Rardin Logging Co. v. Bullok

Annotate this Case
[Civ. No. 15509. First Dist., Div. Two. Sept. 3, 1953.]

RARDIN LOGGING COMPANY (a Corporation), Respondent, v. ALBA E. BULLOK et al., Defendants; O. O. BARKER, Appellant.


David B. Fyfe for Appellant.

Sefton & Anderson for Respondent.



Defendant Barker appeals from an order denying his motion to set aside default judgment entered against him. The motion was based upon the ground that the judgment was void because the complaint had been amended before the entry of his default by the clerk and the subsequent rendition of the default judgment by the court and that the complaint as amended had not been served upon him.

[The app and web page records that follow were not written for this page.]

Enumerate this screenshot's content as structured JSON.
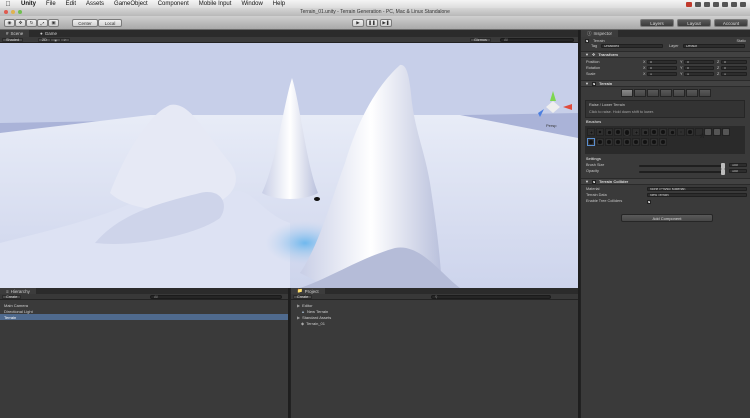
{
  "menubar": {
    "items": [
      "Unity",
      "File",
      "Edit",
      "Assets",
      "GameObject",
      "Component",
      "Mobile Input",
      "Window",
      "Help"
    ]
  },
  "window": {
    "title": "Terrain_01.unity - Terrain Generation - PC, Mac & Linux Standalone"
  },
  "toolbar": {
    "pivot_label": "Center",
    "space_label": "Local",
    "layers_label": "Layers",
    "layout_label": "Layout",
    "account_label": "Account"
  },
  "scene": {
    "tab_scene": "Scene",
    "tab_game": "Game",
    "shaded_label": "Shaded",
    "mode_2d": "2D",
    "gizmos_label": "Gizmos",
    "search_placeholder": "All",
    "persp_label": "Persp"
  },
  "hierarchy": {
    "tab": "Hierarchy",
    "create_label": "Create",
    "search_placeholder": "All",
    "items": [
      "Main Camera",
      "Directional Light",
      "Terrain"
    ],
    "selected_index": 2
  },
  "project": {
    "tab": "Project",
    "create_label": "Create",
    "items": [
      "Editor",
      "New Terrain",
      "Standard Assets",
      "Terrain_01"
    ]
  },
  "inspector": {
    "tab": "Inspector",
    "object_name": "Terrain",
    "static_label": "Static",
    "tag_label": "Tag",
    "tag_value": "Untagged",
    "layer_label": "Layer",
    "layer_value": "Default",
    "transform": {
      "title": "Transform",
      "rows": [
        {
          "label": "Position",
          "x": "0",
          "y": "0",
          "z": "0"
        },
        {
          "label": "Rotation",
          "x": "0",
          "y": "0",
          "z": "0"
        },
        {
          "label": "Scale",
          "x": "1",
          "y": "1",
          "z": "1"
        }
      ]
    },
    "terrain": {
      "title": "Terrain",
      "tool_title": "Raise / Lower Terrain",
      "tool_hint": "Click to raise. Hold down shift to lower.",
      "brushes_label": "Brushes",
      "settings_label": "Settings",
      "brush_size_label": "Brush Size",
      "brush_size_value": "100",
      "brush_size_fraction": 0.95,
      "opacity_label": "Opacity",
      "opacity_value": "100",
      "opacity_fraction": 0.95
    },
    "collider": {
      "title": "Terrain Collider",
      "material_label": "Material",
      "material_value": "None (Physic Material)",
      "data_label": "Terrain Data",
      "data_value": "New Terrain",
      "trees_label": "Enable Tree Colliders"
    },
    "add_component_label": "Add Component"
  },
  "colors": {
    "selection": "#4f6a8e",
    "panel": "#3a3a3a",
    "toolbar": "#bdbdbd"
  }
}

The complaint was filed on July 17, 1950, and the return of service shows that the complaint and summons were served on appellant the same day. Appellant at no time filed any pleading. [120 Cal. App. 2d 68]

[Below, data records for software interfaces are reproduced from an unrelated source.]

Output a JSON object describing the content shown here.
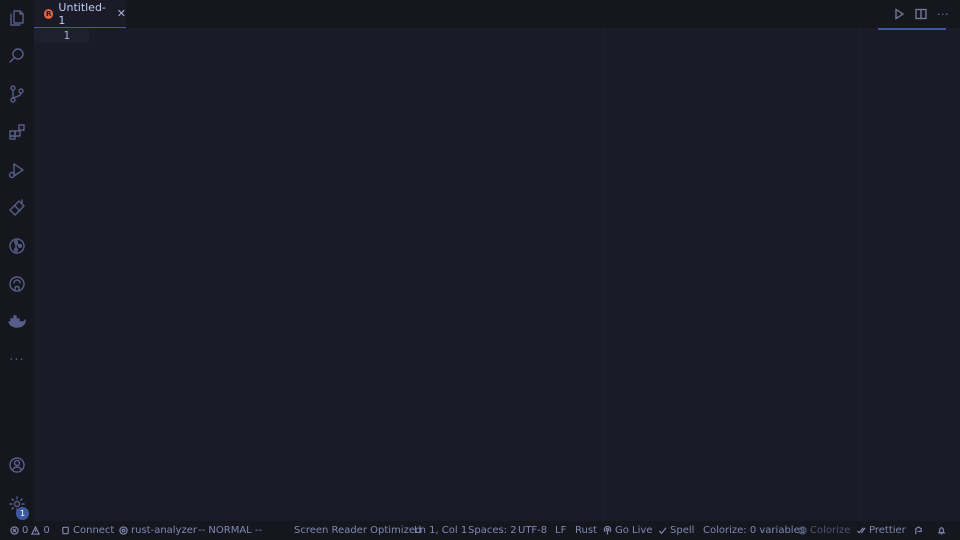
{
  "editor_tab": {
    "title": "Untitled-1",
    "icon_glyph": "R",
    "close_glyph": "✕"
  },
  "editor": {
    "line_numbers": [
      "1"
    ]
  },
  "activity_bar": {
    "items": [
      {
        "name": "explorer-icon"
      },
      {
        "name": "search-icon"
      },
      {
        "name": "source-control-icon"
      },
      {
        "name": "extensions-icon"
      },
      {
        "name": "run-debug-icon"
      },
      {
        "name": "testing-flask-icon"
      },
      {
        "name": "git-graph-icon"
      },
      {
        "name": "github-icon"
      },
      {
        "name": "docker-icon"
      },
      {
        "name": "more-icon"
      }
    ],
    "more_glyph": "···",
    "settings_badge": "1"
  },
  "editor_actions": {
    "more_glyph": "···"
  },
  "status_bar": {
    "errors": "0",
    "warnings": "0",
    "connect": "Connect",
    "rust_analyzer": "rust-analyzer",
    "vim_mode": "-- NORMAL --",
    "screen_reader": "Screen Reader Optimized",
    "cursor_position": "Ln 1, Col 1",
    "spaces": "Spaces: 2",
    "encoding": "UTF-8",
    "eol": "LF",
    "language": "Rust",
    "go_live": "Go Live",
    "spell": "Spell",
    "colorize_vars": "Colorize: 0 variables",
    "colorize": "Colorize",
    "prettier": "Prettier"
  },
  "colors": {
    "background": "#1a1b26",
    "sidebar": "#16161e",
    "accent": "#3d59a1",
    "rust_icon": "#e0623f"
  }
}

It is shown by affidavit that on the hearing of the demurrer of another defendant the trial judge in open court ordered the complaint amended on its face in the manner hereafter shown. This was on September 8, 1950. Appellant's default was entered by the clerk on October 27, 1950. On November 1, 1950, the court heard evidence on behalf of the plaintiff and ordered the judgment against appellant which was filed two days later.

Two rules of law conjoin to bar appellant from the relief which he seeks.

[1] 1. If an amendment to a complaint is not in a matter of substance the default against a defendant is good even though he was not served with the amended complaint. (Stack v. Welder, 3 Cal. 2d 71, 73 [43 P.2d 270]; San Diego Bank v. Goodsell, 137 Cal. 420 [70 P. 299]; Woodward v. Brown, 119 Cal. 283, 304 [51 P. 2, 542, 63 Am.St.Rep. 108]; Zierath v. Claggett, 46 Cal. App. 15, 23 [188 P. 837]; cf. Donovan v. Superior Court, 39 Cal. 2d 848, 852 [250 P.2d 246]; Drotleff v. Renshaw, 34 Cal. 2d 176, 181-182 [208 P.2d 969]; Supreme Grand Lodge v. Smith, 7 Cal. 2d 510, 514 [61 P.2d 449].)

The complaint charged that plaintiff was engaged in logging operations, that in December, 1949, plaintiff had logging agreements with appellant Barker and others for the purchase of all merchantable timber on certain lands in the approximate amount of 35 million board feet and had established logging operations for the purpose of logging said timber; that defendants Bullok, individually and doing business as Matolle Lumber Company, had contracted to buy from plaintiff all timber delivered to their mill; that the defendants conspired together to destroy plaintiff's business and to secure the cancellation and termination of its logging and milling agreements by inducing certain of its creditors to repossess equipment, by inducing certain of its employees to bring criminal charges against it for labor claims, by inducing other creditors to demand immediate payment and to refuse to extend further credit, by withholding from plaintiff monies due it, and by wrongfully inducing parties with whom plaintiff had logging contracts to cancel said contracts. The complaint further alleges that by reason of the foregoing acts and conduct of defendants plaintiff was unable to continue its logging contracts under said logging agreements and said agreements were thereupon cancelled and terminated. The complaint then continues with the following allegations in which we have emphasized the words added by amendment: [120 Cal. App. 2d 69]

"That thereafter defendants, Alba E. Bullok and Carl Bullok individually and doing business as Matolle Lumber Company, entered into a logging agreement with the said Hattie Bomsel covering the same timber as was contained in her agreement with plaintiff; that thereafter O. O. Barker, W. L. Jaggers and Howard Martin and others entered into logging contracts with the purchasers; covering the same timber as was contained in their agreements with plaintiff."

From the above recital it is clear that the cause of action was complete when as a culmination of their alleged conspiracy the various defendants cancelled and terminated their contracts with plaintiff. The fact that they afterwards entered into contracts with one another covering the same timber might have evidentiary value in proof of the charge of conspiracy, but the cause of action does not depend on this subsequent conduct, the damages claimed are not enhanced thereby, and the amendment for that reason cannot properly be said to be one of substance.

[2] 2. The default judgment having been entered by the court, and not by the clerk, was not void even though the amendment be considered one of substance. Where the court renders a default judgment after an amendment to the complaint which has not been served on the defendant, it has jurisdiction to determine whether or not the matter added by the amendment is matter of substance. Its determination of that question even though erroneous does not render its judgment void. (Bley v. Dessin, 31 Cal. App. 2d 338, 341-342 [87 P.2d 889]; Zierath v. Superior Court, 35 Cal. App. 788 [171 P. 112].)

Order affirmed.

Nourse, P. J., and McComb, J., fn. * concurred.

FN *. Assigned by Chairman of Judicial Council.